So what is Holmes accused of?
Holmes and Balwani are being charged with two counts of conspiracy to commit wire fraud and nine counts of wire fraud for allegedly engaging “in a multi-million-dollar scheme to defraud investors, and a separate scheme to defraud doctors and patients”, according to the indictment.
The two are being tried separately, with Balwani’s day in court set for January 2022.
Holmes’s trial was previously delayed due to her pregnancy. She gave birth to a baby boy in July.
What did the alleged fraud entail?
Holmes and Balwani are accused of using “a combination of direct communications, marketing materials, statements to the media, financial statements, models, and other information to defraud potential investors”.
And they were some pretty heavy-hitting investors. Theranos boasted a dazzling array of A-list supporters, including Oracle co-founder Ellison, Walmart founders the Walton family, media mogul Rupert Murdoch, and former US Secretary of Education Betsy DeVos. Theranos’s board members included former US Secretary of State Henry Kissinger.
At the time, many bright people thought Holmes’s machine would change the world. But that wasn’t the case.
How did the world find out the machine didn’t work?
As Theranos attracted media attention during its meteoric rise, so too, did it attract media scrutiny.
Carreyrou broke the story for The Wall Street Journal with the help of certain whistle-blowers within Theranos, including Tyler Shultz.
Shultz, the grandson of former US Secretary of State George Shultz, a board member of the company, had a job as a research engineer. He began speaking to Carreyou confidentially when he noticed “quality control failures” with the Edison machine.
Initial attempts to correct issues internally went unheeded, which caused Shultz to quit Theranos and go on the record about the troubling things he had seen at work.
Was anyone harmed by the machine?
In 2018, nine people who had used Theranos blood-testing technology came forward as part of a class-action lawsuit against the company and against drugstore Walgreens, which had offered testing in partnership with Theranos.
One patient claimed that she tested positive on the Theranos equipment for an autoimmune disease, prompting a range of tests by her doctor, who eventually determined she did not have the disease.
Another woman who used Theranos equipment said the testing determined she was positive for Hashimoto’s disease, a thyroid condition that caused her to change her lifestyle, take medication and make medical appointments while seeking out additional treatment she did not need.

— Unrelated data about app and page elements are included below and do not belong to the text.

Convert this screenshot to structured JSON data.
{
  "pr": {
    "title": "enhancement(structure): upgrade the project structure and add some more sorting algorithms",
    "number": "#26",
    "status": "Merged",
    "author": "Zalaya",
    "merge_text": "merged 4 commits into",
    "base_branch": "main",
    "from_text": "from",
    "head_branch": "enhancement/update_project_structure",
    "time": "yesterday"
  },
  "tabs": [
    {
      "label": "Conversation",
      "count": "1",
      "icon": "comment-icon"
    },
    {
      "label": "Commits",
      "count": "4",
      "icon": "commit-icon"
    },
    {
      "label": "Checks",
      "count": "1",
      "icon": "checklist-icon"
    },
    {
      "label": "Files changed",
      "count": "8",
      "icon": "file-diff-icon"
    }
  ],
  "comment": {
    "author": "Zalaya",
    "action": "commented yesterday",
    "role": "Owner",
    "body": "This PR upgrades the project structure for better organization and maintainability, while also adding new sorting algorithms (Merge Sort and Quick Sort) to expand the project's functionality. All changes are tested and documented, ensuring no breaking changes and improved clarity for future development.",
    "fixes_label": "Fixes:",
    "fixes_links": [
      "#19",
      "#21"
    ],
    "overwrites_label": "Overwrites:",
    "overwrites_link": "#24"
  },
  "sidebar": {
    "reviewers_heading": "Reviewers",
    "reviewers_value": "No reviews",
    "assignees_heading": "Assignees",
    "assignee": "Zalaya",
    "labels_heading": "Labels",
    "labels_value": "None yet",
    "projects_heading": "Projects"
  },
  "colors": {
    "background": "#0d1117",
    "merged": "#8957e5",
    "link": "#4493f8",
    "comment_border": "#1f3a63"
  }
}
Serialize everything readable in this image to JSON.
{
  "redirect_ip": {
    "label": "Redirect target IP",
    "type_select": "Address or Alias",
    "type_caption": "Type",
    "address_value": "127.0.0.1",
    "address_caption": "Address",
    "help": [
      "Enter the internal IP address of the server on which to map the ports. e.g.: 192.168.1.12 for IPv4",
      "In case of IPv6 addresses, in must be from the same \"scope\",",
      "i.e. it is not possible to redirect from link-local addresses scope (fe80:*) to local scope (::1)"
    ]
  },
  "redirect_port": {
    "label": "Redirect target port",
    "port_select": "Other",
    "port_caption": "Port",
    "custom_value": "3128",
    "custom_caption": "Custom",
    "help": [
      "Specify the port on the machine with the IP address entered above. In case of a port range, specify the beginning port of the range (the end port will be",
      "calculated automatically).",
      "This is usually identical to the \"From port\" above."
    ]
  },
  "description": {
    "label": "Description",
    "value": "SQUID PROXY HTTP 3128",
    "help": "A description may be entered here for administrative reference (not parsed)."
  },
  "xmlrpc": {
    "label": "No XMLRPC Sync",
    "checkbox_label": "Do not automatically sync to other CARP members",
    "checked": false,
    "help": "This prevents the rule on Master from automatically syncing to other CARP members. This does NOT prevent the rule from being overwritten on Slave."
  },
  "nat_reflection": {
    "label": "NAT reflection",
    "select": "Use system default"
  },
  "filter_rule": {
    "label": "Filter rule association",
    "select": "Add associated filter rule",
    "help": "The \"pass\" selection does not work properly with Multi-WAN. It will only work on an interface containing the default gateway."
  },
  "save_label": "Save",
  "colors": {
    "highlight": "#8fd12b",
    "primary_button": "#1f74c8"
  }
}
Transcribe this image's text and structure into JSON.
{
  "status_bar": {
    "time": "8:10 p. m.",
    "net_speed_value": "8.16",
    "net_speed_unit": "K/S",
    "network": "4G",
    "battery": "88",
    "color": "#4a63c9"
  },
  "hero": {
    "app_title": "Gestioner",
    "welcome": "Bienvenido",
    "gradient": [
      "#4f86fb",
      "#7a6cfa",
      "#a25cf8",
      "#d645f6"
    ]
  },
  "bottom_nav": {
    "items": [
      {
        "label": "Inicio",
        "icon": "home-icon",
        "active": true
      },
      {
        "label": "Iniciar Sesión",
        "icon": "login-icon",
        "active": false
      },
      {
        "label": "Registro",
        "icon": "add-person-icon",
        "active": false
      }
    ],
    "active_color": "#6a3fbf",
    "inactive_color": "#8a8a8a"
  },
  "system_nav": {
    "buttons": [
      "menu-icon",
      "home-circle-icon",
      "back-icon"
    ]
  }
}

What kind of defence is Holmes expected to mount?
That remains to be seen, as her legal team hasn’t commented about it in the press.
One common defence strategy employed during wire fraud cases can be what’s known as “a good faith defence” — that company founders didn’t knowingly mean to mislead investors. But that may be hard to mount given the depth and breadth of information uncovered by Carreyrou and others about the company.
There has also been speculation about whether Holmes’s mental health may be brought up.
How long is the trial expected to last?
Jury selection begins on August 31.
Already, however, eliminating potential jurors who say they have read, watched or listened to the numerous books, series and podcasts about Theranos has become a subject of debate between Holmes’s attorney, Kevin Downey, and US District Judge Edward Davila.
Has Silicon Valley changed in the wake of the Theranos scandal?
Yes — just ask female entrepreneurs, who say they are consistently questioned about Holmes and face outsize investor scrutiny.
But the long-term upside for investors, as well as start-up founders, could be more regulation and checks and balances in the formerly Wild West-esque world of Silicon Valley.
With so much at stake, new start-ups may choose to create workplaces that are more open to listening to employee concerns, as well as fostering more transparent communication with their investors and board members.